The butlers will say they knew it was a test, but, “We overthought it. We thought, what if he arrives afterall? And we didn’t want the seating to end up girl-girl, boy-boy. And because we waited for him a little too long, the entrees were starting to look not so pretty and we thought, ‘Oh nooooo.’”
All night I wanted to ask one of the trainees, Russell, “How did you stop yourself from joining in the conversation?” He’s so clearly used to being the life of the party. He later agreed, “When I was serving and one of you said something funny, I smiled, but I had to check myself. I realised right away I wasn’t even supposed to be listening.”
Ultimately, Russell wants to combine his love of travel with his love of service, and work for Middle Eastern royalty — “It’s another world,” he says. Another trainee, Deirdre, plans to run an exclusive guesthouse and says, “I realised the services I’d be providing in such a situation would be very much like a butler, so I’m going to get some experience in the role before I start my own business.” Peter of the flash jacket, and who’s had a long career as a manager in the corporate sector, says, “I wouldn’t mind a position where I would bring someone’s house to order.”
At the end of the dinner we repair to the sofas, to score our butlers. They are in earshot, which gives me goosebumps, not in a good way. I worry about their gentle caring characters out there in a below-stairs, Downton Abbey kind of world, where they’ll potentially have the white piping knocked out of them. Later, Deirdre sets me straight, “Possibly,” she says, “there are still houses like that. But you’re not servile anymore. You’re a professional, being paid to provide this particular level of service.”

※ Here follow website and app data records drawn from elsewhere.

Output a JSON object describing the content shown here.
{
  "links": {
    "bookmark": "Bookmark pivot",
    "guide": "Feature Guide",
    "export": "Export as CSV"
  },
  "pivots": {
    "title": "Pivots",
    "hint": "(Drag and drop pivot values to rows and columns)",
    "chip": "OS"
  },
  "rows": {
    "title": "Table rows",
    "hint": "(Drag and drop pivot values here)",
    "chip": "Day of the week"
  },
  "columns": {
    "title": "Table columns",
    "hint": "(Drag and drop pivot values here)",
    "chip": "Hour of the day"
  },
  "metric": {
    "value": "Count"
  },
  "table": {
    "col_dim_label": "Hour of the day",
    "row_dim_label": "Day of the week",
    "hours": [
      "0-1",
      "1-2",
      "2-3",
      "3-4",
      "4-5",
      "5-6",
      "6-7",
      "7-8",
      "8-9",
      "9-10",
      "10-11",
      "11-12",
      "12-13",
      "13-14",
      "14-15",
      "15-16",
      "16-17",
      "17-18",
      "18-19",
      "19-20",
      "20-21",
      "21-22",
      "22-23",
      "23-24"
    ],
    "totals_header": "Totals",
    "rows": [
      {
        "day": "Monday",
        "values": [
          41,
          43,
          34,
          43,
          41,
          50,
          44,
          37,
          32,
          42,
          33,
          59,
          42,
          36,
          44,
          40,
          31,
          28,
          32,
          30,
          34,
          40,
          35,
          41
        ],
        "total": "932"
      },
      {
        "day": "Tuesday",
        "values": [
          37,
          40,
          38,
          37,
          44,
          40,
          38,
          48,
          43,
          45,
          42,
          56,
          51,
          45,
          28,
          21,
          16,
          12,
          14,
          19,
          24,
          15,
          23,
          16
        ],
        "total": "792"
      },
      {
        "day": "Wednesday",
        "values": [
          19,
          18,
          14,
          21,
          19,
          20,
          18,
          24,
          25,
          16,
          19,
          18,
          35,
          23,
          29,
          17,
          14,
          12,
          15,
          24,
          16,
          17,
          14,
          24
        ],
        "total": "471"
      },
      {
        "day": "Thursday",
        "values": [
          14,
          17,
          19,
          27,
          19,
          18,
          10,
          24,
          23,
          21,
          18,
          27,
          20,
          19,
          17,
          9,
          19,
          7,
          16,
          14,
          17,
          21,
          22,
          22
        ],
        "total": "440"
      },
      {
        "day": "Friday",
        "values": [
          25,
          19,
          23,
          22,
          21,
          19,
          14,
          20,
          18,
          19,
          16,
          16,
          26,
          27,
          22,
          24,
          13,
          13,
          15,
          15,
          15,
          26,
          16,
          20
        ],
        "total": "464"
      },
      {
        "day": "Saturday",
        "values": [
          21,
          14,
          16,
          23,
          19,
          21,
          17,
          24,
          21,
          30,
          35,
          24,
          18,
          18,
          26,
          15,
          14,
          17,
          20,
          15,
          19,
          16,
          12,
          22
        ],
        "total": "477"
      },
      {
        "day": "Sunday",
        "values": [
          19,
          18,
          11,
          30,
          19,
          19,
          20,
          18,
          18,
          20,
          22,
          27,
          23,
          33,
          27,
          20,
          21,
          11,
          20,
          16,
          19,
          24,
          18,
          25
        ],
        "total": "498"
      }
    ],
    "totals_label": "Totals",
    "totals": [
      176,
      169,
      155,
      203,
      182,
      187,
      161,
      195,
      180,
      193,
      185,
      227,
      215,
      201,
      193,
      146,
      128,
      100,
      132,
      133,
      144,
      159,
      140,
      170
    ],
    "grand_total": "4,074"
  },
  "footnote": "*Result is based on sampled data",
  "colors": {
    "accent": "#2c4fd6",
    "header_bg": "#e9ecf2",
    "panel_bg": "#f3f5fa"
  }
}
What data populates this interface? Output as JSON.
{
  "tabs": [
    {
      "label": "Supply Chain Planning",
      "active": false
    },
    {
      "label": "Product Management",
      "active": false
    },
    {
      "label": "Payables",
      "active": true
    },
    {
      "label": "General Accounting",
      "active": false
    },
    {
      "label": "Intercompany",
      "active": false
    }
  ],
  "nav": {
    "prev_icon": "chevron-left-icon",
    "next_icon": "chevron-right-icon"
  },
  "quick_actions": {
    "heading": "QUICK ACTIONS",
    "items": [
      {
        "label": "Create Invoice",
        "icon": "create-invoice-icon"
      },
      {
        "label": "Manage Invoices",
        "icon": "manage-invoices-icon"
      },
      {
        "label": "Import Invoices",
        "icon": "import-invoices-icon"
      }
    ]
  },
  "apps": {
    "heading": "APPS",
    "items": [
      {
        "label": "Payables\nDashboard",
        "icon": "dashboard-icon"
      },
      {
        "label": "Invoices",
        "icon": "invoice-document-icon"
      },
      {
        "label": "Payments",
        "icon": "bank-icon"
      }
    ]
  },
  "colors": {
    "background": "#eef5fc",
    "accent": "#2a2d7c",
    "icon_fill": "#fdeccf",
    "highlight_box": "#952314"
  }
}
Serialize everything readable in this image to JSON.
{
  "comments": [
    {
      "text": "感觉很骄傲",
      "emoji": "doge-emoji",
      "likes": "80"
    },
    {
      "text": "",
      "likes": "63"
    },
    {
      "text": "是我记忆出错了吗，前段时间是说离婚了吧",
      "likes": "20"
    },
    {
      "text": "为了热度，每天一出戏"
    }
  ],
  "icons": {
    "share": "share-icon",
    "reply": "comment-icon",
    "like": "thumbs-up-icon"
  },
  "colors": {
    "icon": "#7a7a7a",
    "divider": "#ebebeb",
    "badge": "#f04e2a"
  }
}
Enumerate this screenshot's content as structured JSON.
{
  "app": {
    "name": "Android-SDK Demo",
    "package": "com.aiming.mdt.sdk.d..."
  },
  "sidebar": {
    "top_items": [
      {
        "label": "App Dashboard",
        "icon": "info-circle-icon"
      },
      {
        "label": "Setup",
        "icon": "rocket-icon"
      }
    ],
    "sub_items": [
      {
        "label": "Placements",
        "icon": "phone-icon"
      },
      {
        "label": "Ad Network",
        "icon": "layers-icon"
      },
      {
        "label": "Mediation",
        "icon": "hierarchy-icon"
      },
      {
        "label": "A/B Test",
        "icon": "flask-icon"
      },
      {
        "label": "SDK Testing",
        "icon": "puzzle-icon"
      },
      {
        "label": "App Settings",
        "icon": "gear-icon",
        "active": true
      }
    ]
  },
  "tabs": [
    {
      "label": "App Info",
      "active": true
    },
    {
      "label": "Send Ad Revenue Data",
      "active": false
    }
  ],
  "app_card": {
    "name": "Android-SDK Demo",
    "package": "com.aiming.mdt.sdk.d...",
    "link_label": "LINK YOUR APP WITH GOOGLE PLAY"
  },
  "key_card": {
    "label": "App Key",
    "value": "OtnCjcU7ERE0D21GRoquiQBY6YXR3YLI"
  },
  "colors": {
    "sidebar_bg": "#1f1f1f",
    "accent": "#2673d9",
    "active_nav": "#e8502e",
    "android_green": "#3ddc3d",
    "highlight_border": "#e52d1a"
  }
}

Owens kept the actual scores close to her chest, but we were quizzed on how we’d been met at the door (10 out of 10 I thought); the quality of the canapés (an experienced butler found the mushroom tartlets too crumbly and unwieldy); and the pouring of the wine raised much discussion about whether it should come from the left or right (either, it seems — during the heat of a conversation, a butler just has to stay out of the way), and whether the bottles had been held so you could read the label (some people really did care). On the ‘sense of ease’ index, our trainees had excelled themselves, although as I retrieved my handbag and said goodnight it was clear there was still uncertainty about the line that shouldn’t be crossed. “Thank you for a lovely evening,” I (wrongly on my part) said to Peter, as if he might have had something to do with it. And he just wasn’t sure whether to acknowledge that he had.